__What to do__
Whenever "ffffff" occurs in a line of the material, list that line.

__The records__
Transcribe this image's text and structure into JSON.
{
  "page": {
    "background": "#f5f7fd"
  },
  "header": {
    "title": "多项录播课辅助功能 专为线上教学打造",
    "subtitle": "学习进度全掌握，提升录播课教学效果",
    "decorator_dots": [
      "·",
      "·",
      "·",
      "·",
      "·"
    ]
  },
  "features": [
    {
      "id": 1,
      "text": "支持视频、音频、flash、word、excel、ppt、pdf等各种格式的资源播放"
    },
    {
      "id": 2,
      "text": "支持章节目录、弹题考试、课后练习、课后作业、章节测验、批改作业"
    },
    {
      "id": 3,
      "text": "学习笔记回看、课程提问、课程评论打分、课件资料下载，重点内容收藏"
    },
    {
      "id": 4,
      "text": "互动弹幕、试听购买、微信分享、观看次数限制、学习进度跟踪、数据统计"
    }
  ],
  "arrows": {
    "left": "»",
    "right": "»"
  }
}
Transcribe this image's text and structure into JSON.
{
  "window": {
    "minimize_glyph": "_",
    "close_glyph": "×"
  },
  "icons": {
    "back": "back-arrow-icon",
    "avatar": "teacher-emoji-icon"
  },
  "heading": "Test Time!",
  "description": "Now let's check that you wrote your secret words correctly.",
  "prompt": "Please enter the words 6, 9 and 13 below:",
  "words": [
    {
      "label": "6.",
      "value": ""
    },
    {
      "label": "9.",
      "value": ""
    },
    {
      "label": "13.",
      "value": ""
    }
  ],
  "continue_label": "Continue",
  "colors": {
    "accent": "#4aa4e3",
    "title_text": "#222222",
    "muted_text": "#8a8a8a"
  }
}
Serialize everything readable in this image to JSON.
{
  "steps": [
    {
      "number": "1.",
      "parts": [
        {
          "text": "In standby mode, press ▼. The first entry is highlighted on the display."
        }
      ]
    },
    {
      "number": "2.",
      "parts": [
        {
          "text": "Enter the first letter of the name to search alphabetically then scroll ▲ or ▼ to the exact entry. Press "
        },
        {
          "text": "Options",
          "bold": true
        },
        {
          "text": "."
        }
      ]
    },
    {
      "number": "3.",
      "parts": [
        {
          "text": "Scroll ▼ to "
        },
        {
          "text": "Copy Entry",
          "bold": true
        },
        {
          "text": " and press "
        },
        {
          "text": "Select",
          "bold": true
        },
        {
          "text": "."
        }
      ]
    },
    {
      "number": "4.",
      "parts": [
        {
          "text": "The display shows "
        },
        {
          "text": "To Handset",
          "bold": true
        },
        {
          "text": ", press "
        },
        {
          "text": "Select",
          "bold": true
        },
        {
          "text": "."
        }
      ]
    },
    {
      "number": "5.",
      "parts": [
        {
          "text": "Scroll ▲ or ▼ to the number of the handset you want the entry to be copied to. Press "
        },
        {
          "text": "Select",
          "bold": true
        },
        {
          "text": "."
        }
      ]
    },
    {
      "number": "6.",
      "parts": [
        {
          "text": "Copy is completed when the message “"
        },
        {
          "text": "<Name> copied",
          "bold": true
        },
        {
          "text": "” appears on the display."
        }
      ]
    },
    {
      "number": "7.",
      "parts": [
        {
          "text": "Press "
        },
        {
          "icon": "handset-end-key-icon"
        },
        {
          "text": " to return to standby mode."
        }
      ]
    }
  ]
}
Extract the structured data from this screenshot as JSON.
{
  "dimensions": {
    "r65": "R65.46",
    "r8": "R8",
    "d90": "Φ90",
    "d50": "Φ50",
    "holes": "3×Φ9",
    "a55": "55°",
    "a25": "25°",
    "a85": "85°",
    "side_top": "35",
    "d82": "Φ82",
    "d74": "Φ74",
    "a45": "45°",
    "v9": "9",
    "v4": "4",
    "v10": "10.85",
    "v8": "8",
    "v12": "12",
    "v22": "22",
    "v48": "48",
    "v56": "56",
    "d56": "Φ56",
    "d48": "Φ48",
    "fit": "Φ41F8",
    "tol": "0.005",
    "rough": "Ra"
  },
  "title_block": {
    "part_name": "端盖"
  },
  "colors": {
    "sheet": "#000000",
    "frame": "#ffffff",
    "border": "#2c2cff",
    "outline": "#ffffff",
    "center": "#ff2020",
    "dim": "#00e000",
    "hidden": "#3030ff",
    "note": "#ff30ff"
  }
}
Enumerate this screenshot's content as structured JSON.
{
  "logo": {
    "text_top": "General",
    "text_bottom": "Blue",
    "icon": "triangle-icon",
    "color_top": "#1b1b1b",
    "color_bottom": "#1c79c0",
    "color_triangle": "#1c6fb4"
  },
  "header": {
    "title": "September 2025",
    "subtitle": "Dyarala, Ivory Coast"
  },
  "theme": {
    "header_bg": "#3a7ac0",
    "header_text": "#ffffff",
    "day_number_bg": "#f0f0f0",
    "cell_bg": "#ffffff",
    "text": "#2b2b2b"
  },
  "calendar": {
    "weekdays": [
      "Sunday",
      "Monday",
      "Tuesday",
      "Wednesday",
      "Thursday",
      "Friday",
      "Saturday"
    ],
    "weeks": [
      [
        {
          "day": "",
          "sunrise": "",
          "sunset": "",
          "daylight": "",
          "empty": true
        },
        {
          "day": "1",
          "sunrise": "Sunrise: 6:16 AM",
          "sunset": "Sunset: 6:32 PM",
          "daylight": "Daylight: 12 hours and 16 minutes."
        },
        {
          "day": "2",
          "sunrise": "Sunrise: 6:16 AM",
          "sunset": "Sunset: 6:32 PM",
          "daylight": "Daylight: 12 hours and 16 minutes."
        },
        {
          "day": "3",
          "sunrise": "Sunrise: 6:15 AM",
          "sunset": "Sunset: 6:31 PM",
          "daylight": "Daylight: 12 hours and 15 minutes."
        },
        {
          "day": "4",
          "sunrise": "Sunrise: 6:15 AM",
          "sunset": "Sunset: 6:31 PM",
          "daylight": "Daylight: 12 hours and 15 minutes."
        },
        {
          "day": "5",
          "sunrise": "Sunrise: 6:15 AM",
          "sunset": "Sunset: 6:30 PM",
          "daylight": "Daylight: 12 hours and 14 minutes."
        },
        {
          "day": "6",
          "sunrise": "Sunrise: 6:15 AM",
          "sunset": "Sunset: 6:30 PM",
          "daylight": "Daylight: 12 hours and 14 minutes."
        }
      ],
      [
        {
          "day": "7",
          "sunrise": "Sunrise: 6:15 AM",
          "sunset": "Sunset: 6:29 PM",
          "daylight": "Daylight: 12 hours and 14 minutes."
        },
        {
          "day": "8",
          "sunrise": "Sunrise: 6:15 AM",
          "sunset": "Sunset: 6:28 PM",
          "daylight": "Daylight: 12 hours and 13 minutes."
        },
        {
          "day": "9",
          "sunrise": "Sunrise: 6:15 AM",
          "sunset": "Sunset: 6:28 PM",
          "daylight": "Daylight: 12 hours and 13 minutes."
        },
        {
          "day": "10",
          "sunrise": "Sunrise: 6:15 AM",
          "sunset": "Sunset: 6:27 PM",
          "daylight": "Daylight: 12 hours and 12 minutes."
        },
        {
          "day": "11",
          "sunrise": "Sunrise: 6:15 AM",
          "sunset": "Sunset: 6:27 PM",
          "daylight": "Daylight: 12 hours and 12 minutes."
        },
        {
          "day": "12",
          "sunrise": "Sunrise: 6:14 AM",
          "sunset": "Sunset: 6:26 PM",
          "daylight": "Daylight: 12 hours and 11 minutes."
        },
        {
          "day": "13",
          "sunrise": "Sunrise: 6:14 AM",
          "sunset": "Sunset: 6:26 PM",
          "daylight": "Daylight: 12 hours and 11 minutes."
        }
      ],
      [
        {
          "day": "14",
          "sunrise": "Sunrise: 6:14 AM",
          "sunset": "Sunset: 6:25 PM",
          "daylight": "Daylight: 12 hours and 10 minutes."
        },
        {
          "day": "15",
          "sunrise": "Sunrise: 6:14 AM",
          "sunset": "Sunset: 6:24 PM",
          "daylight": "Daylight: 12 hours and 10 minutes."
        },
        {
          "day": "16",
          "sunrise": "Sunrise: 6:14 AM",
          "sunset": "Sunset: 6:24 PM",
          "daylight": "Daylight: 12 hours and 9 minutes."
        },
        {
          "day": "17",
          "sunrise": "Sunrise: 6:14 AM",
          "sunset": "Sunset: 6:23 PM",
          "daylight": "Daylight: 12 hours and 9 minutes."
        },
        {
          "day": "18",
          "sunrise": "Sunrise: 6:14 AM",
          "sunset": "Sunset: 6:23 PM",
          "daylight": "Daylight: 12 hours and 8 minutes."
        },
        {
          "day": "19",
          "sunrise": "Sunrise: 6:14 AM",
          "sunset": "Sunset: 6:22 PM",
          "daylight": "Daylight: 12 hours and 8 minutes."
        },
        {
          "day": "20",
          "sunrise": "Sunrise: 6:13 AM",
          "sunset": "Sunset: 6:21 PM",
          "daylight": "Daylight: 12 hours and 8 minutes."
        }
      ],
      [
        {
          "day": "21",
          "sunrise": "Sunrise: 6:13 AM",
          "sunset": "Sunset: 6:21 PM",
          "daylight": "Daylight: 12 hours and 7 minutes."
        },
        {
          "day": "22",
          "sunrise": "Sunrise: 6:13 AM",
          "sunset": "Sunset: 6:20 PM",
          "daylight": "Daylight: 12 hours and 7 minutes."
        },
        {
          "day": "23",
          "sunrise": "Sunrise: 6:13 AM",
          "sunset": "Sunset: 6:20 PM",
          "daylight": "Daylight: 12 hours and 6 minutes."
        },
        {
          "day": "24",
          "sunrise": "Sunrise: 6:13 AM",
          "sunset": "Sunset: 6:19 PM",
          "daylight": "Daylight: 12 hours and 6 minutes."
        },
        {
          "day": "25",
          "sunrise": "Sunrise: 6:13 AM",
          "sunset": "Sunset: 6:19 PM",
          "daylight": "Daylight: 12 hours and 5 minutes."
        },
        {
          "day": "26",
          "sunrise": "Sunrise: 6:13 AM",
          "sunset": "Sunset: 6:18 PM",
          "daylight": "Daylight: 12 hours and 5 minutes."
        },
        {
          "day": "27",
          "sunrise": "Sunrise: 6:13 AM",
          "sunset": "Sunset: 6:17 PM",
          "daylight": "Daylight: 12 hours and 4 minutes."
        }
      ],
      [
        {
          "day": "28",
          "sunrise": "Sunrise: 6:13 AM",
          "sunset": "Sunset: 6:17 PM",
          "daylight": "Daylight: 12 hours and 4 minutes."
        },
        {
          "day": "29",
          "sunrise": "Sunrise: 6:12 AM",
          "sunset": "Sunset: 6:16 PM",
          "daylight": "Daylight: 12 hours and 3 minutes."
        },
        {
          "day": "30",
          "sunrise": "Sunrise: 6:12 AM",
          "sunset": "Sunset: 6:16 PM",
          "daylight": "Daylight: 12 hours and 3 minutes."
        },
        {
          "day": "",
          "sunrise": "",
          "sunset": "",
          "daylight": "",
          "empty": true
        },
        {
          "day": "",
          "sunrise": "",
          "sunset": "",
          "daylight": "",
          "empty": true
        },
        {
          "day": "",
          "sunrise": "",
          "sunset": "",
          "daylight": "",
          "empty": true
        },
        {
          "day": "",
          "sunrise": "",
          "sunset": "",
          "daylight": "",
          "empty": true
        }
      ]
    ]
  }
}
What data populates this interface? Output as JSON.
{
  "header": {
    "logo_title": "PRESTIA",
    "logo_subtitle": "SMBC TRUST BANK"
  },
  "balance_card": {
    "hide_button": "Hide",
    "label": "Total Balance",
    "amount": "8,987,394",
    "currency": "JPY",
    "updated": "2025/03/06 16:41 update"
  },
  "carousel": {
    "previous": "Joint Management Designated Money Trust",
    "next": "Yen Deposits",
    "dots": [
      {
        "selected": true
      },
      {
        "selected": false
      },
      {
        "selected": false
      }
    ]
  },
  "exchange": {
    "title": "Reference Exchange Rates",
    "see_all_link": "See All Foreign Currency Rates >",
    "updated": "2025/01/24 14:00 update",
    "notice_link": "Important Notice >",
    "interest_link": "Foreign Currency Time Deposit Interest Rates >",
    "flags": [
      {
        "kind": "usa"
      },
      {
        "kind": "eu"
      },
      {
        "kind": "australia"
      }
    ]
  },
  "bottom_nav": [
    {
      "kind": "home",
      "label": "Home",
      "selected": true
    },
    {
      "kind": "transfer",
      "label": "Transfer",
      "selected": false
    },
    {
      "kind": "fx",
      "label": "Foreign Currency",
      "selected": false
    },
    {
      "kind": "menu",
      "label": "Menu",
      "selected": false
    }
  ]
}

__Solution to this problem__
    "frame": "#ffffff",
    "outline": "#ffffff",
    "header_text": "#ffffff",
    "cell_bg": "#ffffff",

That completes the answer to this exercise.